Six of Codelco's eight divisions were carrying on with the "majority of their operations," the company said in a statement.
The strike had shut down Codelco's Andina copper mine near Santiago, and had also hobbled its Ventanas copper smelting division, which was operating with a skeleton crew to "ensure the security of its facilities."
The company said its Salvador division was operating "partially."
The Copper Workers Federation (FTC), which includes unionized workers from each of Codelco's divisions, agreed late on Tuesday to join the general, nation-wide strike along with other sectors, including teachers and public employees.

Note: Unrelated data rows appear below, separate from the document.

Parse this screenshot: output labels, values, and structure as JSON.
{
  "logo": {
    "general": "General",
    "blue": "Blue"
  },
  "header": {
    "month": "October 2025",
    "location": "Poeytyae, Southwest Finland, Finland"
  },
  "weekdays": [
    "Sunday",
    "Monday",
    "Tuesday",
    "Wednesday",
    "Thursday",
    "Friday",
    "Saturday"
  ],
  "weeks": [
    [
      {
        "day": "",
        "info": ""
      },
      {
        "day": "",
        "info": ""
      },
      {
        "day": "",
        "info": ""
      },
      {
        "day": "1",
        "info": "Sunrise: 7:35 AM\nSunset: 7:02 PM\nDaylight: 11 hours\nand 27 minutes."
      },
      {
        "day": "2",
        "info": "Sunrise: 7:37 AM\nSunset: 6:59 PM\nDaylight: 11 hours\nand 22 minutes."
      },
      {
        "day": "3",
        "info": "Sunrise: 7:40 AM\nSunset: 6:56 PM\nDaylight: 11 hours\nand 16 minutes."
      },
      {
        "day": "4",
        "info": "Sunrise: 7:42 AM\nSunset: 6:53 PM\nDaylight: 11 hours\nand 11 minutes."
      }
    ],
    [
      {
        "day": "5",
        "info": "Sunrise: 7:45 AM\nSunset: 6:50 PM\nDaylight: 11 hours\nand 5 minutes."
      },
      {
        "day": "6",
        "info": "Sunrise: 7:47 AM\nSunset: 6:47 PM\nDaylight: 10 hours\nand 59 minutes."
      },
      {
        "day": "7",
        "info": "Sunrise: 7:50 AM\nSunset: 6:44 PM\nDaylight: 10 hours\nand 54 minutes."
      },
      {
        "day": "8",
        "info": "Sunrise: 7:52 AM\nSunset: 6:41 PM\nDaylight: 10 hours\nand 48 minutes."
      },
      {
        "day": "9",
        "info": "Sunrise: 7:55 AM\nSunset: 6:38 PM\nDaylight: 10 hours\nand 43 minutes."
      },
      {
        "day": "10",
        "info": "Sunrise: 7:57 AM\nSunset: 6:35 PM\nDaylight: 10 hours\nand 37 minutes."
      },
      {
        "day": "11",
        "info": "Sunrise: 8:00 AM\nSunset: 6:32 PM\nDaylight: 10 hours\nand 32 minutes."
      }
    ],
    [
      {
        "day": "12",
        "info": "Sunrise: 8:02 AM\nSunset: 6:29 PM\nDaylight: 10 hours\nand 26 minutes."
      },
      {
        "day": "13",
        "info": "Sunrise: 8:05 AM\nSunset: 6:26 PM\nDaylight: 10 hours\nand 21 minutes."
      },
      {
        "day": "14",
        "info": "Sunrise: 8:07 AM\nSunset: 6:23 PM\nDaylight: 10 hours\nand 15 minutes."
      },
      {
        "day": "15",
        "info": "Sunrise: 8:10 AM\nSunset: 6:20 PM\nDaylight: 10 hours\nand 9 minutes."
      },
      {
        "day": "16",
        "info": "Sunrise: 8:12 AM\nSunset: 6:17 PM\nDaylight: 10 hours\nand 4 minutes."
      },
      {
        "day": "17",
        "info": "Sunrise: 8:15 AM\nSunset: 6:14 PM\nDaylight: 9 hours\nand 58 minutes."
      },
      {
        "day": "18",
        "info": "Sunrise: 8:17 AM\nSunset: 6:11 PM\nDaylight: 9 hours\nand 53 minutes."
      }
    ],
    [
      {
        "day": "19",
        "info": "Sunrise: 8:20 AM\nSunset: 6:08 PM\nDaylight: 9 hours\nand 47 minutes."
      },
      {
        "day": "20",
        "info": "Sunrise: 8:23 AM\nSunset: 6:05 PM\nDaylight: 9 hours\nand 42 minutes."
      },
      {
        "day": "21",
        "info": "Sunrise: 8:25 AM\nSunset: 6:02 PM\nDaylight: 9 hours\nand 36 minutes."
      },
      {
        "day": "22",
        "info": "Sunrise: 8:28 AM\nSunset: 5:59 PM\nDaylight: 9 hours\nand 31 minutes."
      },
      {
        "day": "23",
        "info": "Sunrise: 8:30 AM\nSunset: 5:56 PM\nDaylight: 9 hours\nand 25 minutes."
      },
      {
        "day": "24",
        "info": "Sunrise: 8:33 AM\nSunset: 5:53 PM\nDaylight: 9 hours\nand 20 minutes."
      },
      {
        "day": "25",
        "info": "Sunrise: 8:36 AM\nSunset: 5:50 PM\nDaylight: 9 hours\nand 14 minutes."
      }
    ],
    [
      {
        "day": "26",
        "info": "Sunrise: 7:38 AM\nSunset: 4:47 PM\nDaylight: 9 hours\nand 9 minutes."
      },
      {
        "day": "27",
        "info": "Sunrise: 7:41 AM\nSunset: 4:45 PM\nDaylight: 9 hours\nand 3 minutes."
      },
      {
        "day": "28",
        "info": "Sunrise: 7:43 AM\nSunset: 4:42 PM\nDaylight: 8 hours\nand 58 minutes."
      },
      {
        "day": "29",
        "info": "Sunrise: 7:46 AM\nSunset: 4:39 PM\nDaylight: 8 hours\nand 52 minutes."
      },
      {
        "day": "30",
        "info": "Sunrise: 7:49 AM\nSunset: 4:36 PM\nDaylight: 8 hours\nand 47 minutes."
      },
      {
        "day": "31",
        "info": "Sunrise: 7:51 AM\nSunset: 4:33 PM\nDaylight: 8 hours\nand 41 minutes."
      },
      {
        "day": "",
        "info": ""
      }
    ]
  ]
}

"All of our divisions are taking part in one way or another in this national protest," Juan Olguin, head of the FTC, told Reuters.
At least 15 people have died in protests that started over a hike in public transport costs that prompted arson attacks and looting of businesses and the declaration of a state of emergency by Pinera over a large swath of Chile.
Despite the unrest, copper production from Chile has remained largely unaffected.
Chile, the world's top copper exporter, produces nearly one-third of the world's output of the red metal. (Reporting by Fabian Cambero; Writing by Dave Sherwood; editing by David Evans and David Gregorio)